The Undemocratic Class Action

Abstract Class actions can have profound effects. But theorists, policymakers, and judges have long worried that attorneys can use them for their own advantage, reaping generous rewards for themselves while class members receive next to nothing. Unlike citizens or shareholders, members of a class cannot exercise democratic control over the attorney that nominally works onContinue reading “The Undemocratic Class Action”

The Disembodied First Amendment

Abstract First Amendment doctrine is becoming disembodied—increasingly detached from human speakers and listeners. Corporations claim that their speech rights limit government regulation of everything from product labeling to marketing to ordinary business licensing. Courts extend protections to commercial speech that ordinarily extended only to core political and religious speech.
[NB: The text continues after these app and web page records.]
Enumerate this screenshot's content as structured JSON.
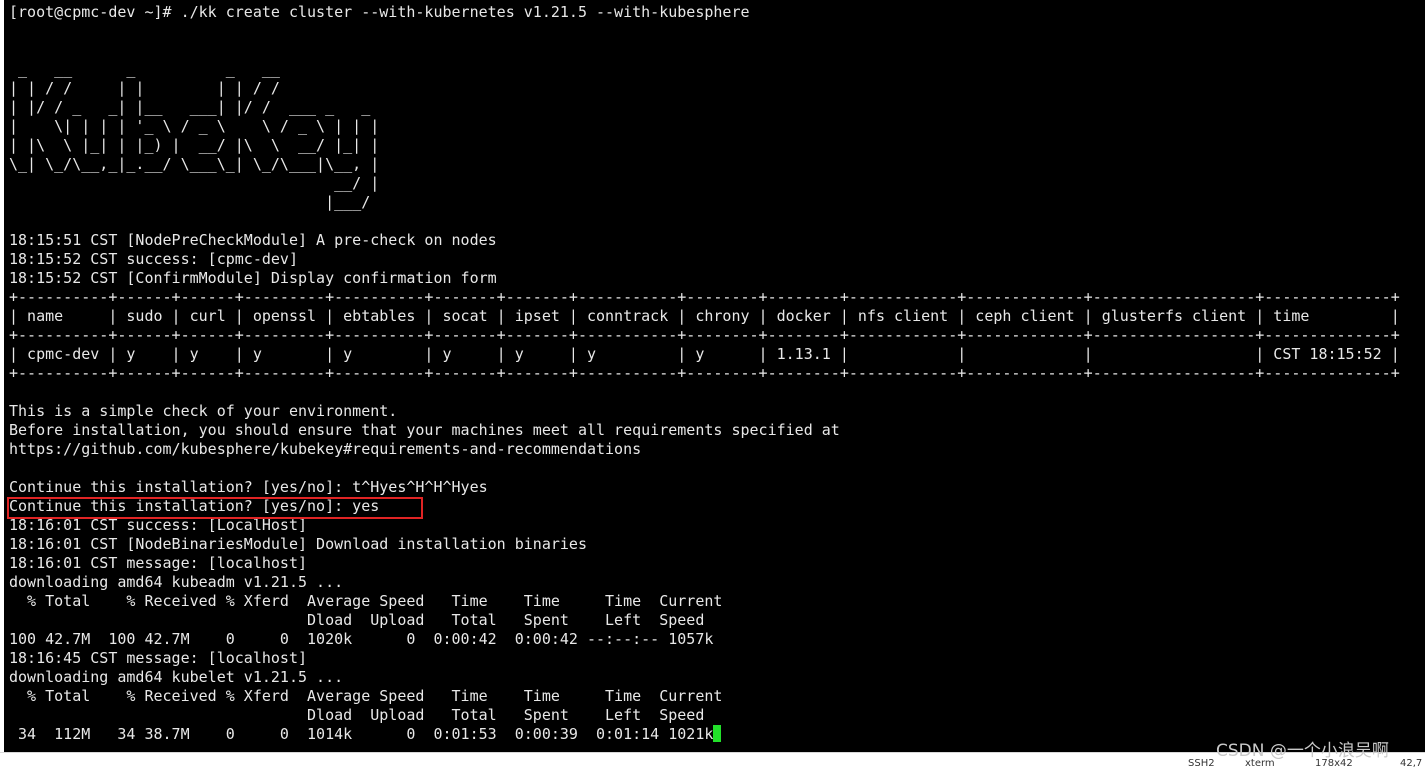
{
  "terminal": {
    "lines": [
      "[root@cpmc-dev ~]# ./kk create cluster --with-kubernetes v1.21.5 --with-kubesphere",
      "",
      "",
      " _   __      _          _   __",
      "| | / /     | |        | | / /",
      "| |/ / _   _| |__   ___| |/ /  ___ _   _",
      "|    \\| | | | '_ \\ / _ \\    \\ / _ \\ | | |",
      "| |\\  \\ |_| | |_) |  __/ |\\  \\  __/ |_| |",
      "\\_| \\_/\\__,_|_.__/ \\___\\_| \\_/\\___|\\__, |",
      "                                    __/ |",
      "                                   |___/",
      "",
      "18:15:51 CST [NodePreCheckModule] A pre-check on nodes",
      "18:15:52 CST success: [cpmc-dev]",
      "18:15:52 CST [ConfirmModule] Display confirmation form",
      "+----------+------+------+---------+----------+-------+-------+-----------+--------+--------+------------+-------------+------------------+--------------+",
      "| name     | sudo | curl | openssl | ebtables | socat | ipset | conntrack | chrony | docker | nfs client | ceph client | glusterfs client | time         |",
      "+----------+------+------+---------+----------+-------+-------+-----------+--------+--------+------------+-------------+------------------+--------------+",
      "| cpmc-dev | y    | y    | y       | y        | y     | y     | y         | y      | 1.13.1 |            |             |                  | CST 18:15:52 |",
      "+----------+------+------+---------+----------+-------+-------+-----------+--------+--------+------------+-------------+------------------+--------------+",
      "",
      "This is a simple check of your environment.",
      "Before installation, you should ensure that your machines meet all requirements specified at",
      "https://github.com/kubesphere/kubekey#requirements-and-recommendations",
      "",
      "Continue this installation? [yes/no]: t^Hyes^H^H^Hyes",
      "Continue this installation? [yes/no]: yes",
      "18:16:01 CST success: [LocalHost]",
      "18:16:01 CST [NodeBinariesModule] Download installation binaries",
      "18:16:01 CST message: [localhost]",
      "downloading amd64 kubeadm v1.21.5 ...",
      "  % Total    % Received % Xferd  Average Speed   Time    Time     Time  Current",
      "                                 Dload  Upload   Total   Spent    Left  Speed",
      "100 42.7M  100 42.7M    0     0  1020k      0  0:00:42  0:00:42 --:--:-- 1057k",
      "18:16:45 CST message: [localhost]",
      "downloading amd64 kubelet v1.21.5 ...",
      "  % Total    % Received % Xferd  Average Speed   Time    Time     Time  Current",
      "                                 Dload  Upload   Total   Spent    Left  Speed",
      " 34  112M   34 38.7M    0     0  1014k      0  0:01:53  0:00:39  0:01:14 1021k"
    ],
    "cursor_color": "#22e02a",
    "highlight_color": "#e02424"
  },
  "status_bar": {
    "items": [
      "SSH2",
      "xterm",
      "178x42",
      "42,7"
    ]
  },
  "watermark": "CSDN @一个小浪吴啊"
}
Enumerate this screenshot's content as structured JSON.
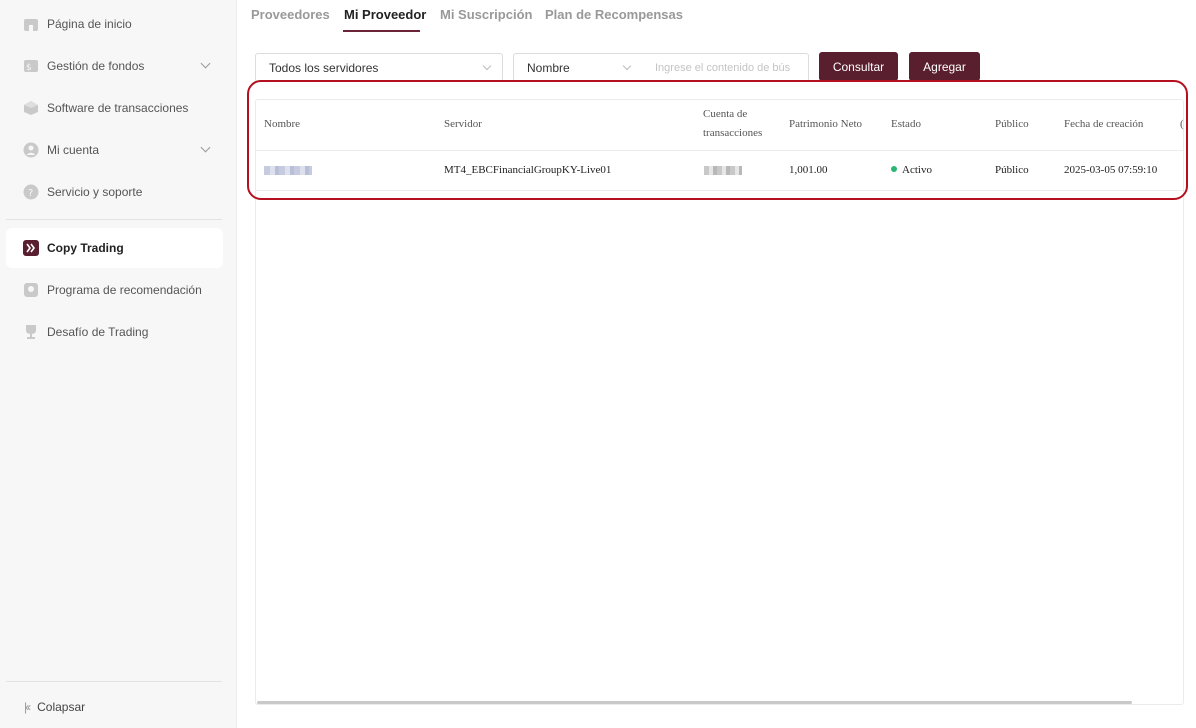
{
  "sidebar": {
    "items": [
      {
        "label": "Página de inicio"
      },
      {
        "label": "Gestión de fondos"
      },
      {
        "label": "Software de transacciones"
      },
      {
        "label": "Mi cuenta"
      },
      {
        "label": "Servicio y soporte"
      },
      {
        "label": "Copy Trading"
      },
      {
        "label": "Programa de recomendación"
      },
      {
        "label": "Desafío de Trading"
      }
    ],
    "collapse_label": "Colapsar"
  },
  "tabs": [
    {
      "label": "Proveedores"
    },
    {
      "label": "Mi Proveedor"
    },
    {
      "label": "Mi Suscripción"
    },
    {
      "label": "Plan de Recompensas"
    }
  ],
  "filters": {
    "server_select": "Todos los servidores",
    "field_select": "Nombre",
    "search_placeholder": "Ingrese el contenido de bús",
    "query_button": "Consultar",
    "add_button": "Agregar"
  },
  "table": {
    "columns": {
      "name": "Nombre",
      "server": "Servidor",
      "account": "Cuenta de transacciones",
      "equity": "Patrimonio Neto",
      "status": "Estado",
      "public": "Público",
      "created": "Fecha de creación"
    },
    "rows": [
      {
        "server": "MT4_EBCFinancialGroupKY-Live01",
        "equity": "1,001.00",
        "status": "Activo",
        "public": "Público",
        "created": "2025-03-05 07:59:10"
      }
    ]
  },
  "colors": {
    "accent": "#5a1f2e",
    "tab_underline": "#6b2438",
    "status_active": "#2bb673",
    "annotation": "#b4101e"
  }
}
And now, we are told, automatedContinue reading “The Disembodied First Amendment”

Crypto Assets and the Problem of Tax Classifications

Abstract To date, Internal Revenue Service (I.R.S.) guidance on cryptocurrencies has been thin. When the I.R.S. has issued guidance, it occasionally mishandles the technical details (such as confusing air drops and hard forks). More personnel (and personnel with greater technical expertise) would allow the I.R.S. to keep pace with the explosive growth of cryptocurrency. Nevertheless,Continue reading “Crypto Assets and the Problem of Tax Classifications”

Citizen Corp.–Corporate Activism and Democracy

Abstract Corporations are increasingly taking stands on a wide range of social issues: gun control, gender and race, immigration, abortion. Scholars have praised this development as the rise of responsible capitalism. Popularized accounts have attacked the “woke corporation” as ideological, elitist, and fraudulent. Both views examine the new “corporate activism” as a corporate governance matter.Continue reading “Citizen Corp.–Corporate Activism and Democracy”

Extraordinary Writ or Ordinary Remedy? Mandamus at the Federal Circuit

Abstract Ordinarily, in federal court, only case-ending judgments can be appealed. The writ of mandamus is one exception to that so-called final judgment rule. Mandamus permits a litigant who is dissatisfied with a lower court ruling to obtain immediate reversal if, among other things, the ruling was indisputably wrong and the party seeking mandamus hasContinue reading “Extraordinary Writ or Ordinary Remedy? Mandamus at the Federal Circuit”

Stewardship Theater

Abstract Large asset managers like BlackRock and Vanguard have amassed staggering equity holdings. The voting rights that accompany these holdings give them enormous power over many of the world’s largest companies. This unprecedented concentration of influence in a small group of financial intermediaries is a pressing policy concern. While law and finance literature on theContinue reading “Stewardship Theater”

House Rules: Congress and the Attorney-Client Privilege

Abstract In 2020, the Supreme Court rendered a landmark decision in Trump v. Mazars establishing four factors for determining the validity of congressional subpoenas for a sitting president’s personal papers. In an unanticipated move, Chief Justice John Roberts added that recipients of congressional subpoenas have “long been understood” to retain not only constitutional privileges, butContinue reading “House Rules: Congress and the Attorney-Client Privilege”

Past-Acts Evidence in Excessive Force Litigation

Abstract Myriad obstacles prevent victims of police violence from vindicating civil claims against the officers who have harmed them and the cities which have failed them. Though these plaintiffs face legal hurdles even getting into court, this article explores an unusual evidentiary imbalance that occurs for those few plaintiffs who do make it to trial.Continue reading “Past-Acts Evidence in Excessive Force Litigation”

Disapproval of Quick-Look Approval: Antitrust after NCAA v. Alston

Abstract In its most recent antitrust opinion, National Collegiate Athletic Association v. Alston (2021), the Supreme Court condemned the NCAA’s policy against compensating student athletes as a violation of the Sherman Act. Although perceived as a pro-plaintiff antitrust decision, the Court’s opinion is anything but. While granting a victory to the plaintiffs at hand, theContinue reading “Disapproval of Quick-Look Approval: Antitrust after NCAA v. Alston”